Mayor Bloomberg’s commencement address to graduates of Johns Hopkins University School of Medicine today underlined some of his core beliefs, which once again put him clearly at odds with conservative Republicans on some of the country’s most deeply felt issues.
He avowed his “unwavering allegiance to the power of science and a profound commitment to use that power to help people” (sub in technology for science and you have the Bloomberg philosophy.)
The speech, as prepared, continues:
“You can see “political science” at work when it comes to global warming. Despite near unanimity in the science community there’s now a movement – driven by ideology and short-term economics – to ignore the evidence and discredit the reality of climate change…”
“You can see “political science” at work with respect to stem cell research. Despite its potential, the federal government has restricted funding for creating new cell lines – putting the burden of any future research squarely on the shoulders of the private sector. Government’s most basic responsibility, however, is the health and welfare of its people, so it has a duty to encourage appropriate scientific investigations that could possibly save the lives of millions…”
“Political science” knows no limits. Was there anything more inappropriate than watching political science try to override medical science in the Terry Schiavo case?..”
“And it boggles the mind that nearly two centuries after Darwin, and 80 years after John Scopes was put on trial, this country is still debating the validity of evolution.”

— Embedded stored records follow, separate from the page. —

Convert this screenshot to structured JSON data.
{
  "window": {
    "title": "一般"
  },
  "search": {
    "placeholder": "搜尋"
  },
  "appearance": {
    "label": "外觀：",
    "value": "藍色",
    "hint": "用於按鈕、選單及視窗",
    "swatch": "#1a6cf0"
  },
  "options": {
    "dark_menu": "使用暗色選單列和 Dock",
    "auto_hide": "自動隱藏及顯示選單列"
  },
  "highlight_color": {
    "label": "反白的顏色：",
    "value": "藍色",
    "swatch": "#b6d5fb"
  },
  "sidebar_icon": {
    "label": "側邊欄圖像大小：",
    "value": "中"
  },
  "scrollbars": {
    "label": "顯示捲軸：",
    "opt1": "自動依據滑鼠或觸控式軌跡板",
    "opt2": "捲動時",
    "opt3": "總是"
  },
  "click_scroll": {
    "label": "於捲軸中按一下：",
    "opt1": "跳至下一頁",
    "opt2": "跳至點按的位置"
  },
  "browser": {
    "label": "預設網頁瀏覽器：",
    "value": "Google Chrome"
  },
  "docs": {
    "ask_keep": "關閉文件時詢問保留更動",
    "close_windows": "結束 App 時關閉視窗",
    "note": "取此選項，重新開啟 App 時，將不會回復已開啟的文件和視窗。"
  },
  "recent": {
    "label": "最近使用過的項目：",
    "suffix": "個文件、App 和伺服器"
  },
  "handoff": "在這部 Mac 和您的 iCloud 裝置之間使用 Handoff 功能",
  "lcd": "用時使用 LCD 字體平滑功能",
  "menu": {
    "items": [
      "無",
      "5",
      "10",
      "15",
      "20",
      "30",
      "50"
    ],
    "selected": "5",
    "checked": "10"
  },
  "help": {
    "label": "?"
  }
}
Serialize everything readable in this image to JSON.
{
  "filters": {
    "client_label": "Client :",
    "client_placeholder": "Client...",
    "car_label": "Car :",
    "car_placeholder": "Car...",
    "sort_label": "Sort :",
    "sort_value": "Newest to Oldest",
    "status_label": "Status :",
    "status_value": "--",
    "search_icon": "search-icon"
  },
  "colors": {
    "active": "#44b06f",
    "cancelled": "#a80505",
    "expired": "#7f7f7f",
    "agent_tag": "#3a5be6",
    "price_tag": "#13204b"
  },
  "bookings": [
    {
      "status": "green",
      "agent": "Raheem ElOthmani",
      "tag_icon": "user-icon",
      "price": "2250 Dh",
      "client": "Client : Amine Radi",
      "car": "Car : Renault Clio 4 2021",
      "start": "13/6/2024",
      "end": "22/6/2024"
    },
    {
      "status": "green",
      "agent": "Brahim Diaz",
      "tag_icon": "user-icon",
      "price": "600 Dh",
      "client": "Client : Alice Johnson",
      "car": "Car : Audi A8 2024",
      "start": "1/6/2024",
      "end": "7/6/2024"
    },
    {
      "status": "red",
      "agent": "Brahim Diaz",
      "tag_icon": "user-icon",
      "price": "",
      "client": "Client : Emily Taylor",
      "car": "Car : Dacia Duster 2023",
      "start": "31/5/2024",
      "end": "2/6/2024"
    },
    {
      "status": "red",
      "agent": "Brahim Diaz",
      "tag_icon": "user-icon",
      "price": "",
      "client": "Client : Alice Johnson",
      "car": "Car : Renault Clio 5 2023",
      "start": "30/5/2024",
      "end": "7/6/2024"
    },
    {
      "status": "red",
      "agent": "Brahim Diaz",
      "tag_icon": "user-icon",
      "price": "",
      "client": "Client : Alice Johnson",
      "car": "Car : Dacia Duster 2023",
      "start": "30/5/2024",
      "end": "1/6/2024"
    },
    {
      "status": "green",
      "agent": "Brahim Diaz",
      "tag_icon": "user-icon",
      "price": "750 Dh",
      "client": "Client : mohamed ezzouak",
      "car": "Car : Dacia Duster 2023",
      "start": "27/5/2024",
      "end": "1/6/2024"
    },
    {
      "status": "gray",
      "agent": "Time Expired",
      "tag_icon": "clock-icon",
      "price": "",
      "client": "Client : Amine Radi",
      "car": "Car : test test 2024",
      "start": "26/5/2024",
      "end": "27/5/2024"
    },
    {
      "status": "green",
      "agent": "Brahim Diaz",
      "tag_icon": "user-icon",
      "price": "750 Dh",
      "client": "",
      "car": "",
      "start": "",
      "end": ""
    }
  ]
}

So is it really any wonder that he is not attending the state Republican convention this week? I mean, does anyone still think that, deep down, on almost any major social issues, Mike is at all Republican?
UPDATE: Due to inexplicable brainfreeze, the original posting here referred to the “Republican convention in Buffalo.” That’s about 420 miles off.
Sorry for the confusion, and thanks once again to the comments section for catching the error.